- Why it’s ideal for DIY beginners: Refreshing dirty or moldy-looking caulking around the shower, bathtub, or sink requires only a few tools, and no super-specialized training — just a steady hand. Mainly, what you have to do is remove the existing caulking and then use a caulk gun to lay a new line.
- What you’ll need: The tools needed for re-caulking the bathroom include a caulk gun, putty knife, scraper, caulk remover, and caulk with additives to prevent mold and mildew.
- What you’ll save: Professional recaulking by a handyman can cost $100 to $500 per 125 feet, or $0.15 per linear foot, according to Porch. While you do have to buy supplies, they last for years and can be used multiple times, if stored properly.
- What to watch out for: If you’re using silicone caulk, the odor can be overpowering and cause irritation and even lightheadedness. It generally takes the smell a couple of hours to dissipate. Don’t forget to invest in gloves: You should never use caulk with bare hands since it can cause burns and peel off the skin.
Build a shelf
- Why it’s ideal for DIY beginners: Construction is a more advanced category, granted, but as woodworking projects go, building a custom shelf is a relatively simple one — no complex designs — and so good to start with.
- What you’ll need: Plywood, drill, circular saw, wall anchors, nail guns, and studs. If the idea of power saws sounds scary, you can always have the lumber supplier or a home improvement store cut the shelves for you, based on your specs. Or even buy ready-made ones.

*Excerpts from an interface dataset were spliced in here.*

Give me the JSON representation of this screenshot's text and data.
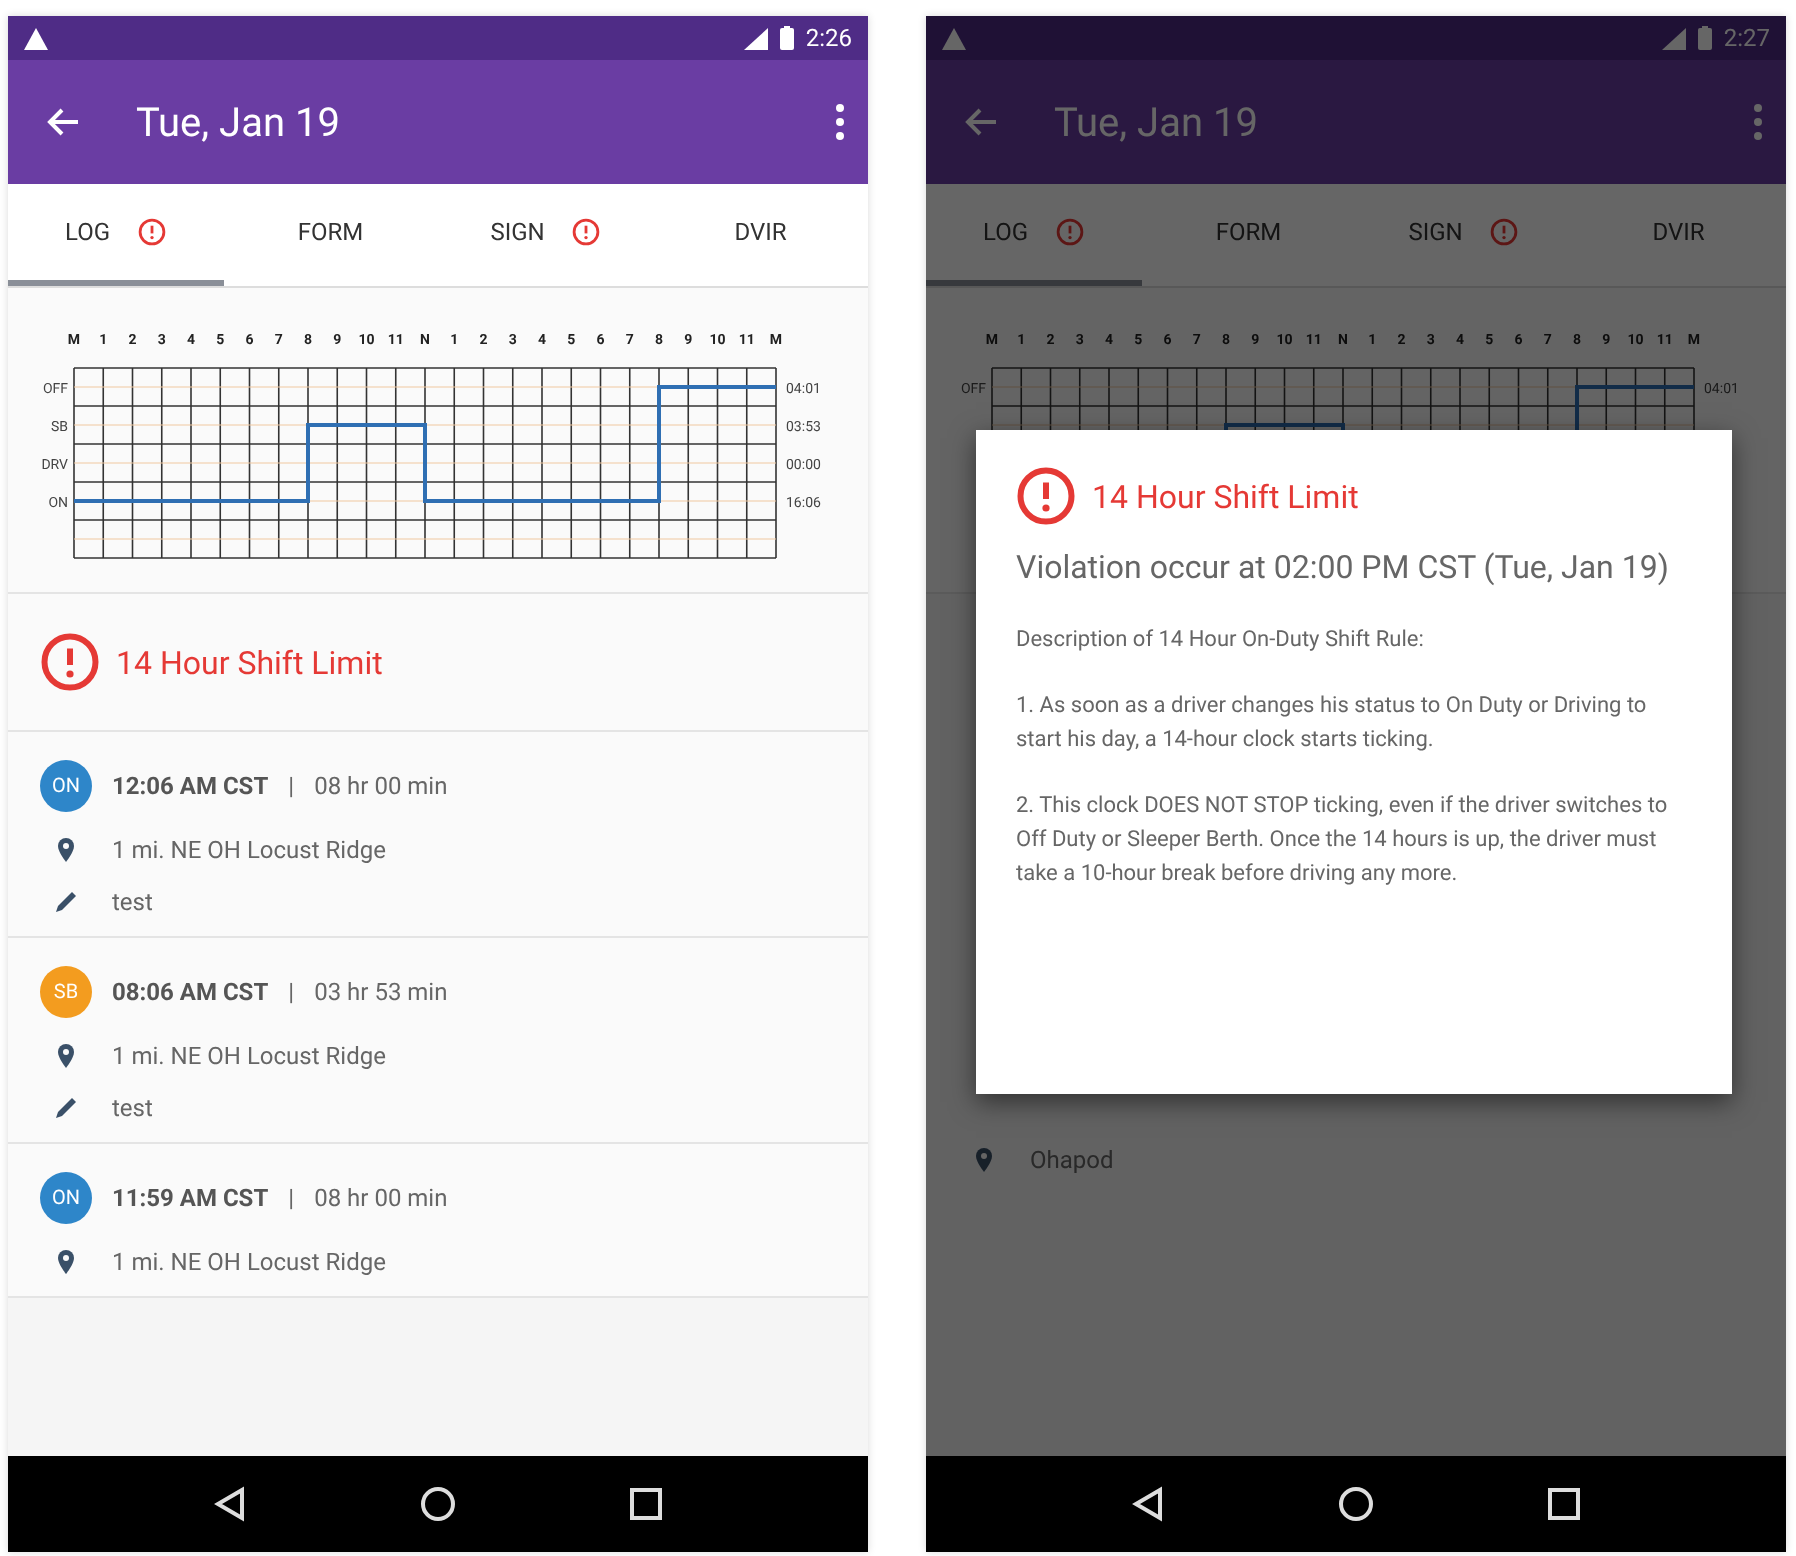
{
  "screens": [
    {
      "dimmed": false,
      "status_time": "2:26",
      "title": "Tue, Jan 19",
      "tabs": [
        {
          "label": "LOG",
          "selected": true,
          "alert": true
        },
        {
          "label": "FORM",
          "selected": false,
          "alert": false
        },
        {
          "label": "SIGN",
          "selected": false,
          "alert": true
        },
        {
          "label": "DVIR",
          "selected": false,
          "alert": false
        }
      ],
      "chart": {
        "hours": [
          "M",
          "1",
          "2",
          "3",
          "4",
          "5",
          "6",
          "7",
          "8",
          "9",
          "10",
          "11",
          "N",
          "1",
          "2",
          "3",
          "4",
          "5",
          "6",
          "7",
          "8",
          "9",
          "10",
          "11",
          "M"
        ],
        "rows": [
          {
            "label": "OFF",
            "total": "04:01"
          },
          {
            "label": "SB",
            "total": "03:53"
          },
          {
            "label": "DRV",
            "total": "00:00"
          },
          {
            "label": "ON",
            "total": "16:06"
          }
        ]
      },
      "violation": {
        "title": "14 Hour Shift Limit"
      },
      "entries": [
        {
          "kind": "full",
          "status": "ON",
          "color": "#2e86c9",
          "time": "12:06 AM CST",
          "separator": "|",
          "duration": "08 hr 00 min",
          "location": "1 mi. NE OH Locust Ridge",
          "note": "test"
        },
        {
          "kind": "full",
          "status": "SB",
          "color": "#f39c1f",
          "time": "08:06 AM CST",
          "separator": "|",
          "duration": "03 hr 53 min",
          "location": "1 mi. NE OH Locust Ridge",
          "note": "test"
        },
        {
          "kind": "full",
          "status": "ON",
          "color": "#2e86c9",
          "time": "11:59 AM CST",
          "separator": "|",
          "duration": "08 hr 00 min",
          "location": "1 mi. NE OH Locust Ridge"
        }
      ]
    },
    {
      "dimmed": true,
      "status_time": "2:27",
      "title": "Tue, Jan 19",
      "tabs": [
        {
          "label": "LOG",
          "selected": true,
          "alert": true
        },
        {
          "label": "FORM",
          "selected": false,
          "alert": false
        },
        {
          "label": "SIGN",
          "selected": false,
          "alert": true
        },
        {
          "label": "DVIR",
          "selected": false,
          "alert": false
        }
      ],
      "chart": {
        "hours": [
          "M",
          "1",
          "2",
          "3",
          "4",
          "5",
          "6",
          "7",
          "8",
          "9",
          "10",
          "11",
          "N",
          "1",
          "2",
          "3",
          "4",
          "5",
          "6",
          "7",
          "8",
          "9",
          "10",
          "11",
          "M"
        ],
        "rows": [
          {
            "label": "OFF",
            "total": "04:01"
          }
        ]
      },
      "entries": [
        {
          "kind": "partial",
          "location": "Ohapod"
        }
      ],
      "dialog": {
        "title": "14 Hour Shift Limit",
        "headline": "Violation occur at 02:00 PM CST (Tue, Jan 19)",
        "paragraphs": [
          "Description of 14 Hour On-Duty Shift Rule:",
          "1. As soon as a driver changes his status to On Duty or Driving to start his day, a 14-hour clock starts ticking.",
          "2. This clock DOES NOT STOP ticking, even if the driver switches to Off Duty or Sleeper Berth. Once the 14 hours is up, the driver must take a 10-hour break before driving any more."
        ]
      }
    }
  ]
}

- What you’ll save: Cabinetry is a fairly labor-intensive project: According to HomeAdvisor, custom shelving by a professional carpenter can cost as much as $4,000, depending on the type of shelf and materials used. In contrast, if you DIY, you have only materials and equipment costs. Plywood comes in cabinet grade and construction grade and priced by each sheet or panel. The cost will depend on the thickness and the type of wood you choose, but the average range is around $5 to $40 per sheet. A circular saw is priced between $50 and $200, and you can buy different blades separately. A nail gun costs $80 to $300 on average.
- What to watch out for: Measurement is key here. Make sure to properly measure the boards and mark the spots for brackets or anchors before installing them. Also consider the weight of the items the shelves will hold before you begin; you might have to use the wall studs for support.
Change light fixtures
- Why it’s ideal for DIY beginners: If you have the time and a little familiarity with wiring, you could save a ton in labor costs by replacing a ceiling or wall light fixture. As electrical jobs go, this is an easier one because you’re just hooking up the fixture to existing wiring, not installing anything new.
- What you’ll need: Pliers, 4-in-1 screwdriver, needle-nose pliers, voltage tester, wire cutter, ground screw, electrical tape, and step ladder are some of the tools required. All of these can be easily purchased at a hardware store, if you don’t have them already.
- What you’ll save: Electricians are expensive. A professional light fixture installation can cost an average of $80 an hour or $527 per project, according to HomeAdvisor. Small lights can cost less than $100, but intricate fixtures can go up to a few thousand dollars.
- What to watch out for: Of course, you know to turn the power off before you do anything. Even so, working with electricity always carries some risk. If, once you expose them, the wires look badly frayed or damaged in some way, do not attempt this. Make sure the new light fixture is the same size as the old; if it doesn’t fit the space, do not attempt this. And never try to install a fixture in a new spot where none previously existed. These are all jobs for the licensed pros.
The bottom line on beginner DIY projects
DIY home renovation jobs can save you a lot of money and offer a lot of satisfaction. Beginners will always have a learning curve, of course. But while it’s good to stretch, know your limitations — especially if it’s a project that deals with power tools or electricity — and it is always wise to know where to draw the line, and when to call in the professionals.